Goal of the exercise – Count every line below that holds "Opinions". Number only.

Records to process –
********************

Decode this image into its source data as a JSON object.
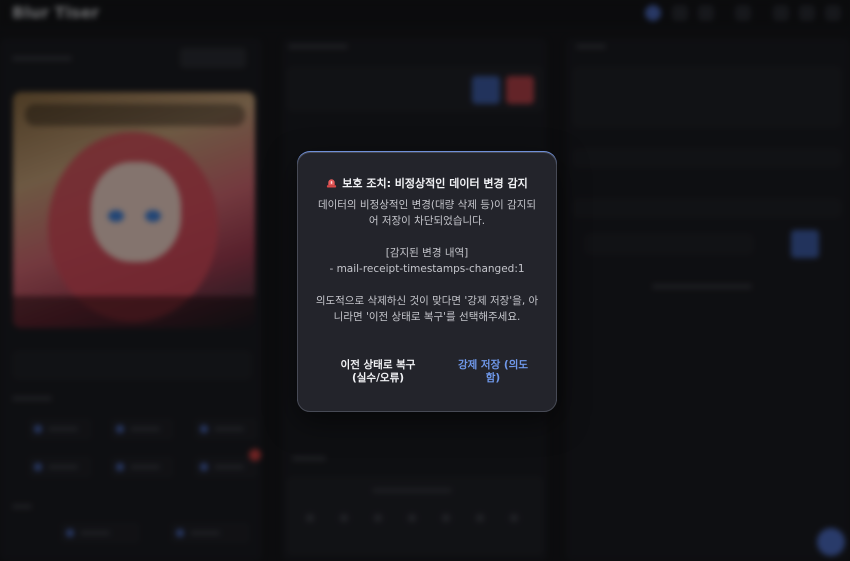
{
  "app": {
    "title": "Blur Tiser"
  },
  "modal": {
    "title": "보호 조치: 비정상적인 데이터 변경 감지",
    "message_line1": "데이터의 비정상적인 변경(대량 삭제 등)이 감지되",
    "message_line2": "어 저장이 차단되었습니다.",
    "changes_header": "[감지된 변경 내역]",
    "change_item": "- mail-receipt-timestamps-changed:1",
    "prompt_line1": "의도적으로 삭제하신 것이 맞다면 '강제 저장'을, 아",
    "prompt_line2": "니라면 '이전 상태로 복구'를 선택해주세요.",
    "restore_button": "이전 상태로 복구 (실수/오류)",
    "force_save_button": "강제 저장 (의도함)"
  },
  "colors": {
    "accent": "#6f98ea",
    "danger": "#c94040",
    "modal_bg": "#23242b"
  }
}
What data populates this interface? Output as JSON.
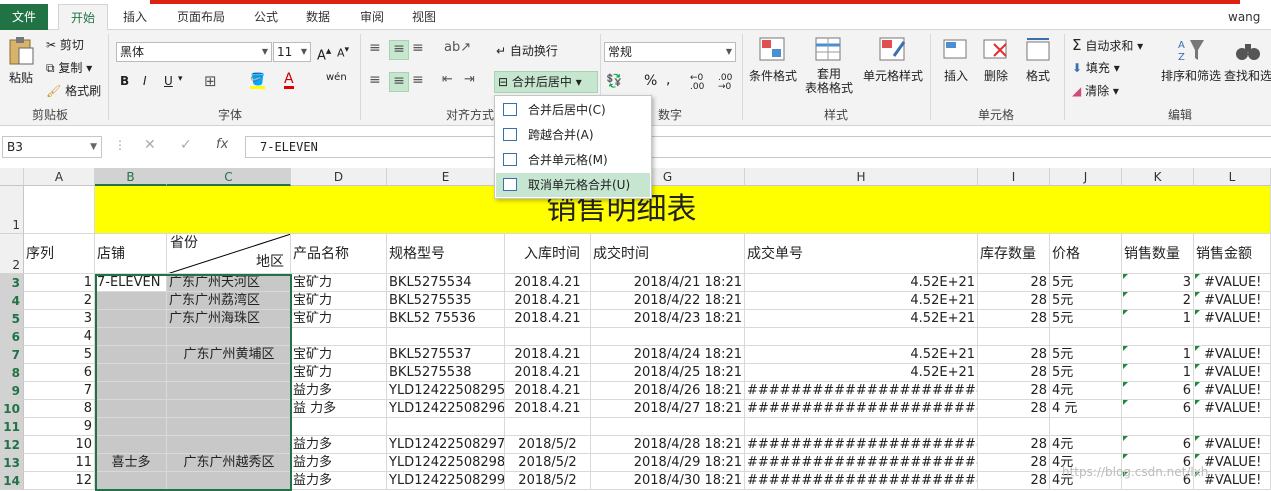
{
  "tabs": [
    "文件",
    "开始",
    "插入",
    "页面布局",
    "公式",
    "数据",
    "审阅",
    "视图"
  ],
  "user": "wang",
  "ribbon": {
    "clipboard": {
      "paste": "粘贴",
      "cut": "剪切",
      "copy": "复制",
      "format_painter": "格式刷",
      "label": "剪贴板"
    },
    "font": {
      "name": "黑体",
      "size": "11",
      "label": "字体",
      "bold": "B",
      "italic": "I",
      "underline": "U",
      "wen": "wén"
    },
    "align": {
      "wrap": "自动换行",
      "merge": "合并后居中",
      "label": "对齐方式"
    },
    "number": {
      "format": "常规",
      "label": "数字",
      "percent": "%",
      "comma": ","
    },
    "styles": {
      "cond": "条件格式",
      "table": "套用",
      "table2": "表格格式",
      "cell": "单元格样式",
      "label": "样式"
    },
    "cells": {
      "insert": "插入",
      "delete": "删除",
      "format": "格式",
      "label": "单元格"
    },
    "edit": {
      "autosum": "自动求和",
      "fill": "填充",
      "clear": "清除",
      "sort": "排序和筛选",
      "find": "查找和选",
      "label": "编辑"
    }
  },
  "merge_menu": [
    "合并后居中(C)",
    "跨越合并(A)",
    "合并单元格(M)",
    "取消单元格合并(U)"
  ],
  "namebox": "B3",
  "formula": "7-ELEVEN",
  "columns": [
    "A",
    "B",
    "C",
    "D",
    "E",
    "F",
    "G",
    "H",
    "I",
    "J",
    "K",
    "L"
  ],
  "title": "销售明细表",
  "headers": {
    "seq": "序列",
    "store": "店铺",
    "province": "省份",
    "district": "地区",
    "product": "产品名称",
    "model": "规格型号",
    "in_time": "入库时间",
    "deal_time": "成交时间",
    "order": "成交单号",
    "stock": "库存数量",
    "price": "价格",
    "qty": "销售数量",
    "amount": "销售金额"
  },
  "row_numbers": [
    "1",
    "2",
    "3",
    "4",
    "5",
    "6",
    "7",
    "8",
    "9",
    "10",
    "11",
    "12",
    "13",
    "14"
  ],
  "rows": [
    {
      "a": "1",
      "b": "7-ELEVEN",
      "c": "广东广州天河区",
      "d": "宝矿力",
      "e": "BKL5275534",
      "f": "2018.4.21",
      "g": "2018/4/21 18:21",
      "h": "4.52E+21",
      "i": "28",
      "j": "5元",
      "k": "3",
      "l": "#VALUE!"
    },
    {
      "a": "2",
      "b": "",
      "c": "广东广州荔湾区",
      "d": "宝矿力",
      "e": "BKL5275535",
      "f": "2018.4.21",
      "g": "2018/4/22 18:21",
      "h": "4.52E+21",
      "i": "28",
      "j": "5元",
      "k": "2",
      "l": "#VALUE!"
    },
    {
      "a": "3",
      "b": "",
      "c": "广东广州海珠区",
      "d": "宝矿力",
      "e": "BKL52 75536",
      "f": "2018.4.21",
      "g": "2018/4/23 18:21",
      "h": "4.52E+21",
      "i": "28",
      "j": "5元",
      "k": "1",
      "l": "#VALUE!"
    },
    {
      "a": "4",
      "b": "",
      "c": "",
      "d": "",
      "e": "",
      "f": "",
      "g": "",
      "h": "",
      "i": "",
      "j": "",
      "k": "",
      "l": ""
    },
    {
      "a": "5",
      "b": "",
      "c": "",
      "d": "宝矿力",
      "e": "BKL5275537",
      "f": "2018.4.21",
      "g": "2018/4/24 18:21",
      "h": "4.52E+21",
      "i": "28",
      "j": "5元",
      "k": "1",
      "l": "#VALUE!"
    },
    {
      "a": "6",
      "b": "",
      "c": "",
      "d": "宝矿力",
      "e": "BKL5275538",
      "f": "2018.4.21",
      "g": "2018/4/25 18:21",
      "h": "4.52E+21",
      "i": "28",
      "j": "5元",
      "k": "1",
      "l": "#VALUE!"
    },
    {
      "a": "7",
      "b": "",
      "c": "",
      "d": " 益力多",
      "e": "YLD12422508295",
      "f": "2018.4.21",
      "g": "2018/4/26 18:21",
      "h": "##############################",
      "i": "28",
      "j": "4元",
      "k": "6",
      "l": "#VALUE!"
    },
    {
      "a": "8",
      "b": "",
      "c": "",
      "d": "益 力多",
      "e": "YLD12422508296",
      "f": "2018.4.21",
      "g": "2018/4/27 18:21",
      "h": "##############################",
      "i": "28",
      "j": "4 元",
      "k": "6",
      "l": "#VALUE!"
    },
    {
      "a": "9",
      "b": "",
      "c": "",
      "d": "",
      "e": "",
      "f": "",
      "g": "",
      "h": "",
      "i": "",
      "j": "",
      "k": "",
      "l": ""
    },
    {
      "a": "10",
      "b": "",
      "c": "",
      "d": "益力多",
      "e": "YLD12422508297",
      "f": "2018/5/2",
      "g": "2018/4/28 18:21",
      "h": "##############################",
      "i": "28",
      "j": "4元",
      "k": "6",
      "l": "#VALUE!"
    },
    {
      "a": "11",
      "b": "",
      "c": "",
      "d": "益力多",
      "e": "YLD12422508298",
      "f": "2018/5/2",
      "g": "2018/4/29 18:21",
      "h": "##############################",
      "i": "28",
      "j": "4元",
      "k": "6",
      "l": "#VALUE!"
    },
    {
      "a": "12",
      "b": "",
      "c": "",
      "d": "益力多",
      "e": "YLD12422508299",
      "f": "2018/5/2",
      "g": "2018/4/30 18:21",
      "h": "##############################",
      "i": "28",
      "j": "4元",
      "k": "6",
      "l": "#VALUE!"
    }
  ],
  "merged": {
    "c_huangpu": "广东广州黄埔区",
    "b_xishiduo": "喜士多",
    "c_yuexiu": "广东广州越秀区"
  },
  "watermark": "https://blog.csdn.net/lxh_..."
}
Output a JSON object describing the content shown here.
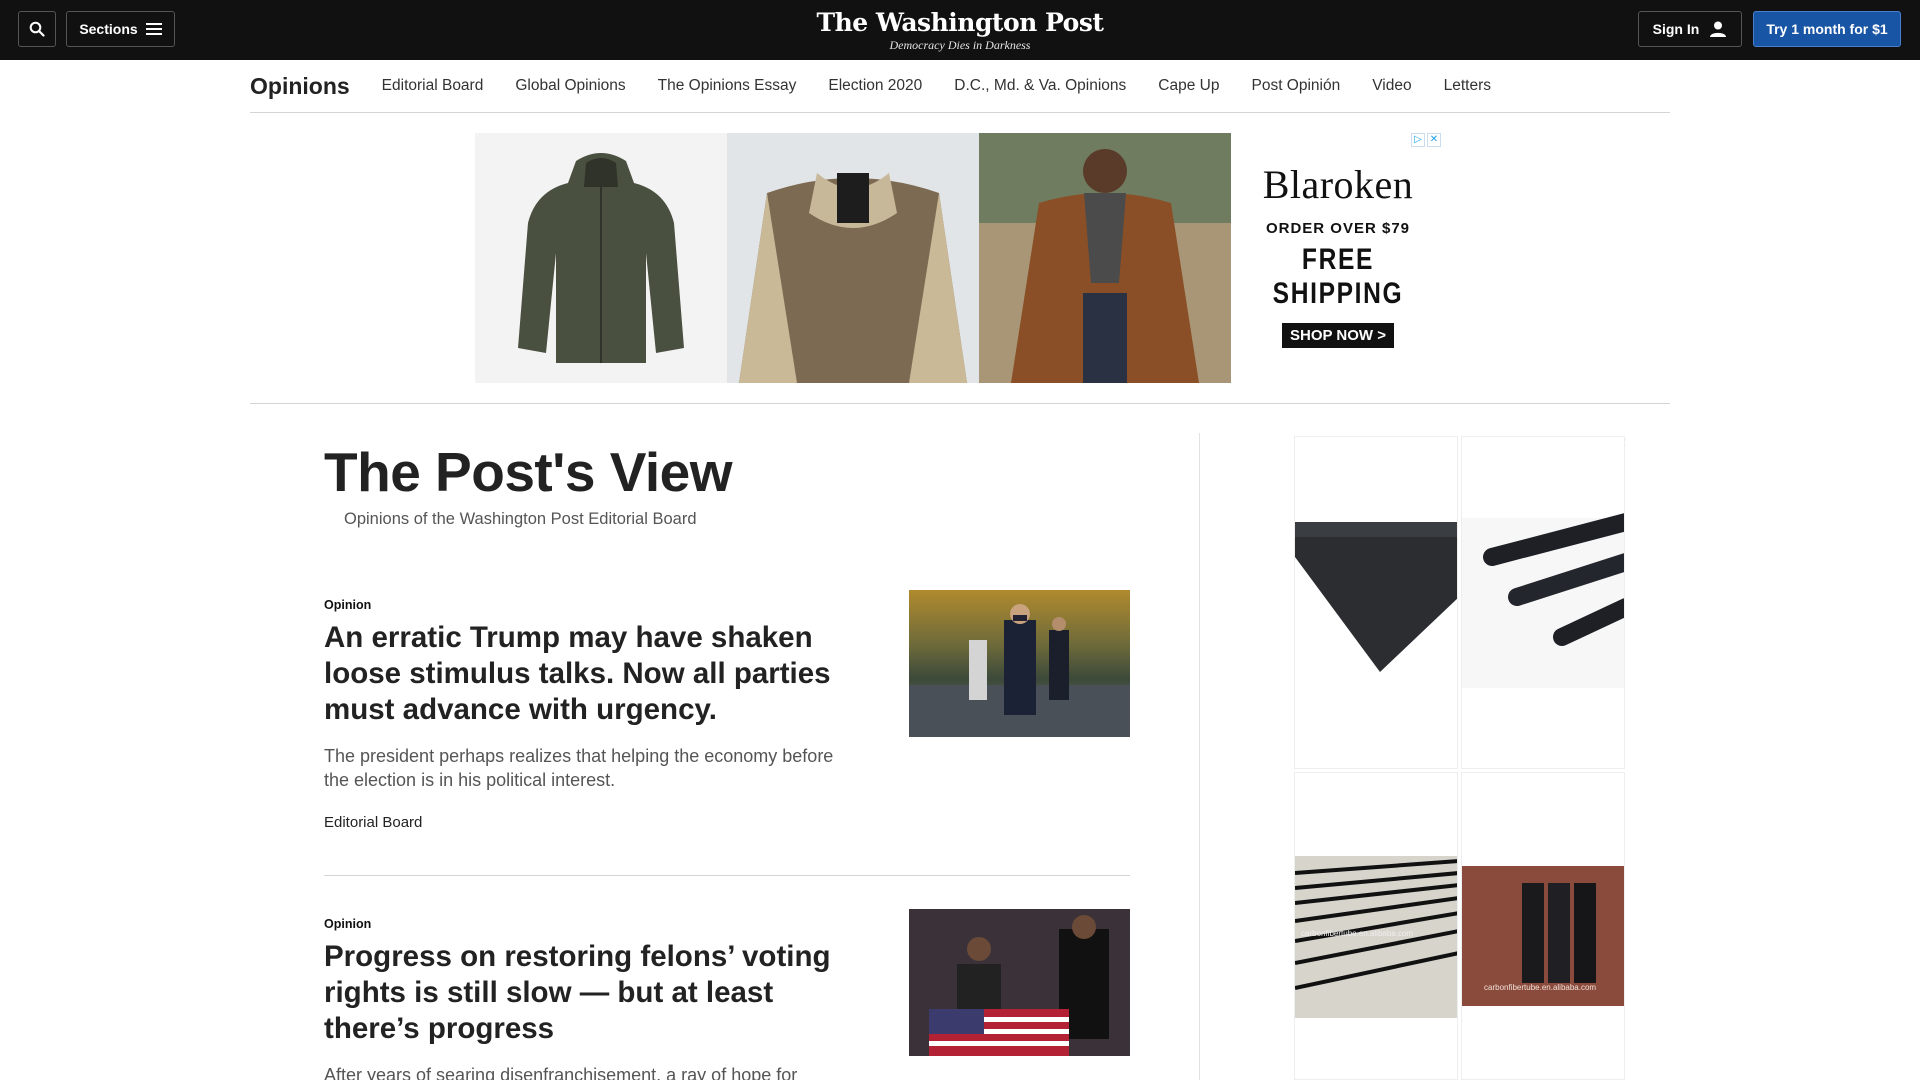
{
  "header": {
    "search_icon": "search-icon",
    "sections_label": "Sections",
    "logo_title": "The Washington Post",
    "logo_tagline": "Democracy Dies in Darkness",
    "signin_label": "Sign In",
    "try_label": "Try 1 month for $1"
  },
  "nav": {
    "title": "Opinions",
    "items": [
      "Editorial Board",
      "Global Opinions",
      "The Opinions Essay",
      "Election 2020",
      "D.C., Md. & Va. Opinions",
      "Cape Up",
      "Post Opinión",
      "Video",
      "Letters"
    ]
  },
  "banner_ad": {
    "brand": "Blaroken",
    "line1": "ORDER OVER $79",
    "line2": "FREE SHIPPING",
    "cta": "SHOP NOW >"
  },
  "page": {
    "title": "The Post's View",
    "subtitle": "Opinions of the Washington Post Editorial Board"
  },
  "articles": [
    {
      "kicker": "Opinion",
      "headline": "An erratic Trump may have shaken loose stimulus talks. Now all parties must advance with urgency.",
      "blurb": "The president perhaps realizes that helping the economy before the election is in his political interest.",
      "byline": "Editorial Board"
    },
    {
      "kicker": "Opinion",
      "headline": "Progress on restoring felons’ voting rights is still slow — but at least there’s progress",
      "blurb": "After years of searing disenfranchisement, a ray of hope for"
    }
  ],
  "side_ad": {
    "watermark_1": "carbonfibertube.en.alibaba.com",
    "watermark_2": "carbonfibertube.en.alibaba.com"
  },
  "colors": {
    "topbar": "#111111",
    "accent": "#1955a5",
    "adchoice": "#1aa3e8"
  }
}
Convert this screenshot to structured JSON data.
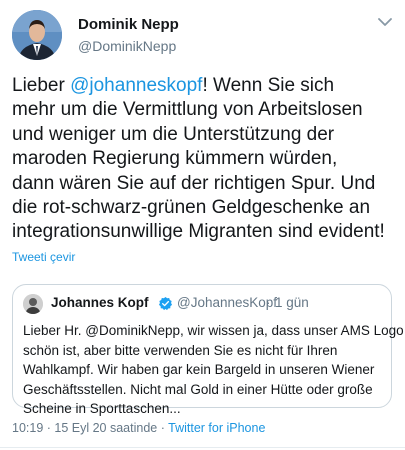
{
  "author": {
    "name": "Dominik Nepp",
    "handle": "@DominikNepp"
  },
  "tweet": {
    "prefix": "Lieber ",
    "mention": "@johanneskopf",
    "lines": [
      "! Wenn Sie sich",
      "mehr um die Vermittlung von Arbeitslosen",
      "und weniger um die Unterstützung der",
      "maroden Regierung kümmern würden,",
      "dann wären Sie auf der richtigen Spur. Und",
      "die rot-schwarz-grünen Geldgeschenke an",
      "integrationsunwillige Migranten sind evident!"
    ],
    "translate_label": "Tweeti çevir"
  },
  "quoted": {
    "name": "Johannes Kopf",
    "handle": "@JohannesKopf",
    "separator": "·",
    "time": "1 gün",
    "lines": [
      "Lieber Hr. @DominikNepp, wir wissen ja, dass unser AMS Logo",
      "schön ist, aber bitte verwenden Sie es nicht für Ihren",
      "Wahlkampf. Wir haben gar kein Bargeld in unseren Wiener",
      "Geschäftsstellen. Nicht mal Gold in einer Hütte oder große",
      "Scheine in Sporttaschen..."
    ]
  },
  "meta": {
    "time": "10:19",
    "date": " · 15 Eyl 20 saatinde · ",
    "source": "Twitter for iPhone"
  },
  "icons": {
    "more": "chevron-down-icon",
    "verified": "verified-badge-icon"
  },
  "colors": {
    "link": "#1b95e0",
    "secondary": "#657786",
    "verified": "#1da1f2"
  }
}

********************

Answer to this problem – 5